-- YOUR ASSIGNMENT --
How many lines in the records below contain the word "beispiel"? Give only the number.

Dataset rows for apps and sites:

--

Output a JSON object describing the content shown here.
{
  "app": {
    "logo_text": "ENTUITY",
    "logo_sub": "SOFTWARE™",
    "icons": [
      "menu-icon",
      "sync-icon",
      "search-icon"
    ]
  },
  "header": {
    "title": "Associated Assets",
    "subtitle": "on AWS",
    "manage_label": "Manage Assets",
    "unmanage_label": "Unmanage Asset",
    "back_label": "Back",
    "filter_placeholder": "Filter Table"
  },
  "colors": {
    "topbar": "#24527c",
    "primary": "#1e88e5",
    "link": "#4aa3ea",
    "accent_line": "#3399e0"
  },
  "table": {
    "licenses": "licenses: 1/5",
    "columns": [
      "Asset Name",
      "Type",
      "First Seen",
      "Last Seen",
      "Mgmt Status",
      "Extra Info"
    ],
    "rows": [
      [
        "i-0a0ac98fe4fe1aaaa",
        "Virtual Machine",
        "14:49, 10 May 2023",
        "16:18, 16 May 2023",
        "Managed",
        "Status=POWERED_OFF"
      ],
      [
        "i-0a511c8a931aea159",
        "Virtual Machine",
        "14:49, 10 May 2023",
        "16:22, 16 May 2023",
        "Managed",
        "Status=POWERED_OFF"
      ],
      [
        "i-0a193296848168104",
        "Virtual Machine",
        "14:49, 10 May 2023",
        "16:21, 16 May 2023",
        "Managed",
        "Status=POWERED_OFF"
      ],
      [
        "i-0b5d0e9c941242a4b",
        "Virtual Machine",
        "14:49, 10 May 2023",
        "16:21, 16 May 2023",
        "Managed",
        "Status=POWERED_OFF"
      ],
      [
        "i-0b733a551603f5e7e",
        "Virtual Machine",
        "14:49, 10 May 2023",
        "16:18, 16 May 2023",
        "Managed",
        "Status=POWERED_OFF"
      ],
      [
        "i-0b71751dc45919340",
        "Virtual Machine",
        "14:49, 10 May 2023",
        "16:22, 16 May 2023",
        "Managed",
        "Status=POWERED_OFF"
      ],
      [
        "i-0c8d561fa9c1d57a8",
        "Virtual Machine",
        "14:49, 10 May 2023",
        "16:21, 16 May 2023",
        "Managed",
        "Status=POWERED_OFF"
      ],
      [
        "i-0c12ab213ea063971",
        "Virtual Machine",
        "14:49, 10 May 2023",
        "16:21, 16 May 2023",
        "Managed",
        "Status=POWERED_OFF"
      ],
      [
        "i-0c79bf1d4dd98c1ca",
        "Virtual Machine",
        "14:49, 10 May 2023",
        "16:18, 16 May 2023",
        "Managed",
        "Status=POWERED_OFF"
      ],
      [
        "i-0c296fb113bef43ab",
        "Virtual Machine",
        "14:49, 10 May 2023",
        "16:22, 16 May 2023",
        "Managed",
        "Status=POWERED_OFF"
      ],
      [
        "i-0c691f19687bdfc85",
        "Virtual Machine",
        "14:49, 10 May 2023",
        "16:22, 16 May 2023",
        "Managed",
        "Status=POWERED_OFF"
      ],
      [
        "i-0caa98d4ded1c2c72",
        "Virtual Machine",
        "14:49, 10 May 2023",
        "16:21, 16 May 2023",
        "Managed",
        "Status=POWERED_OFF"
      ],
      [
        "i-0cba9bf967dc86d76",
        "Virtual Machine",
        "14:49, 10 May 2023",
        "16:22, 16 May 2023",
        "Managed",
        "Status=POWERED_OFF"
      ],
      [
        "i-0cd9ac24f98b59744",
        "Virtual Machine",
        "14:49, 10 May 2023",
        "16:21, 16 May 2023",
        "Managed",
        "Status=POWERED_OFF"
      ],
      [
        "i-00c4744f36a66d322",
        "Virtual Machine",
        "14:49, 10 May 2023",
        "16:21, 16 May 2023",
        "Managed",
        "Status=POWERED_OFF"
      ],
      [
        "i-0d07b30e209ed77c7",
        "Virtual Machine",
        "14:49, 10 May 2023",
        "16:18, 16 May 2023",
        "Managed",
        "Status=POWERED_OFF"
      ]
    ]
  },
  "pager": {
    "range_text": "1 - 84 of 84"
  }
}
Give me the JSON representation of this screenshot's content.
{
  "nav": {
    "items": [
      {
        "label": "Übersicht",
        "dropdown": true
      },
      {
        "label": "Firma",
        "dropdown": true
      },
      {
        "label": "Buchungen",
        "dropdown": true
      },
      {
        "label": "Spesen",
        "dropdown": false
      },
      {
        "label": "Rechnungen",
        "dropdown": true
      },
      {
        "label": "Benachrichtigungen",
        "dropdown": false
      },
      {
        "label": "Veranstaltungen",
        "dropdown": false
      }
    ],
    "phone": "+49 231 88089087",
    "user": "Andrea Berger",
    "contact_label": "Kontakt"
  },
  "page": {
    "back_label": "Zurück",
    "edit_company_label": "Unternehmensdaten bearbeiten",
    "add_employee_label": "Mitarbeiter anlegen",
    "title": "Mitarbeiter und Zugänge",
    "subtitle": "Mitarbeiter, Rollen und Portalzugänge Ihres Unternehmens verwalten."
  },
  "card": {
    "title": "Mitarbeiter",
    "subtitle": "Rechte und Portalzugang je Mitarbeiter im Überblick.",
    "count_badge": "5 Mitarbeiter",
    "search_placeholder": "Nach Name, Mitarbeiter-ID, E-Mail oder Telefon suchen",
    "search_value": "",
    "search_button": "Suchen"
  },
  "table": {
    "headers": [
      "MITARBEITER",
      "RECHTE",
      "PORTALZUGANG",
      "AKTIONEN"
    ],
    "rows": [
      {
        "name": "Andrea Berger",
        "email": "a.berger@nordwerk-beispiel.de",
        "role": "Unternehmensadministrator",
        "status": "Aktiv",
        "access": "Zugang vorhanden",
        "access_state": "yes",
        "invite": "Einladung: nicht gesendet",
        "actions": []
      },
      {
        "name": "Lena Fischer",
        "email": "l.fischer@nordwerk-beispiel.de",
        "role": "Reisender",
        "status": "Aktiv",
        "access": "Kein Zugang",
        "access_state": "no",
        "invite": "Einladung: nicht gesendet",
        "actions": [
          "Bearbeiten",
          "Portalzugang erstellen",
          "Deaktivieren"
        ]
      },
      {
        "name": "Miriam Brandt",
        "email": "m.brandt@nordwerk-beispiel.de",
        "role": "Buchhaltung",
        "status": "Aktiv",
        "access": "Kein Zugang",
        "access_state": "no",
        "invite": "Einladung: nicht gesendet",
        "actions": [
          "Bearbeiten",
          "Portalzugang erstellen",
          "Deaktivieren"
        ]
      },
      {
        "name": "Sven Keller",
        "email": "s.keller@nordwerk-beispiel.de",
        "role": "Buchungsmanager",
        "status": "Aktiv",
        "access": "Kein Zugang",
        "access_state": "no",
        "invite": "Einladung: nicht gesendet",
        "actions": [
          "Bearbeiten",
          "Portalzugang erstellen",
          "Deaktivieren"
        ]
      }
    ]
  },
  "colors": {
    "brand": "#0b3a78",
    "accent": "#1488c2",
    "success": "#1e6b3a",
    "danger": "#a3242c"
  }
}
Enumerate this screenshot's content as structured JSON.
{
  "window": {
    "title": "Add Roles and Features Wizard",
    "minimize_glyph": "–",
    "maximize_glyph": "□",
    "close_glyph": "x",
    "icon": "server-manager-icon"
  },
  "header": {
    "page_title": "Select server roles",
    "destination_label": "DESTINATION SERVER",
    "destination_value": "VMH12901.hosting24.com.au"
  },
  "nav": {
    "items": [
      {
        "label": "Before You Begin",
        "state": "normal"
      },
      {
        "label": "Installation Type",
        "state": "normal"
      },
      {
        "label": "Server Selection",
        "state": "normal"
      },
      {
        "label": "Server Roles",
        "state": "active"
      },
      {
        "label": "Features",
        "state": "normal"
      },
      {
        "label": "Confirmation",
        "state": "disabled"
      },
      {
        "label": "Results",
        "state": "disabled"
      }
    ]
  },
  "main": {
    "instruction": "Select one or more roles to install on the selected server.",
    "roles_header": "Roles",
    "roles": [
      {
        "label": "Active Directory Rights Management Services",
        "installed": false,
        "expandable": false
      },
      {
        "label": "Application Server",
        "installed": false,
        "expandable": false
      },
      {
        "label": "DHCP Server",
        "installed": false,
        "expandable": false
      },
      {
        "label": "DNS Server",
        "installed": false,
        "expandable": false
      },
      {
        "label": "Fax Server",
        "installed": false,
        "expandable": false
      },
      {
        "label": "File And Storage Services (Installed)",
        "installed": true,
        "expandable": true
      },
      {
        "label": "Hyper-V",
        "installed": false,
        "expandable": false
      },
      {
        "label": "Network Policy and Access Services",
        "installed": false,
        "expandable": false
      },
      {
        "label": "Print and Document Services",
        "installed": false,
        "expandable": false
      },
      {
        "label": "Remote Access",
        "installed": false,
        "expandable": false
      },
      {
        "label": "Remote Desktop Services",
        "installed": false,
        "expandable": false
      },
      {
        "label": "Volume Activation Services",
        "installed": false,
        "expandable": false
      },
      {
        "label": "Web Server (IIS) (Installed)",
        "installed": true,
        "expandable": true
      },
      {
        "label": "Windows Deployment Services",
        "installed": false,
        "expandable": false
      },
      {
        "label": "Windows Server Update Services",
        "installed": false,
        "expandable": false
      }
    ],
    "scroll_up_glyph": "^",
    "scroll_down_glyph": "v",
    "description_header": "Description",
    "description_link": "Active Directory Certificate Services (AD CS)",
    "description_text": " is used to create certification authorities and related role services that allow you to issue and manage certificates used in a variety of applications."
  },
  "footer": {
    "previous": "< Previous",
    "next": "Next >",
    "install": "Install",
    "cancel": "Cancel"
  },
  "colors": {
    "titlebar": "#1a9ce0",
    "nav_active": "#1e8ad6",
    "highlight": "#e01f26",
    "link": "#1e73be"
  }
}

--

-- ANSWER --
4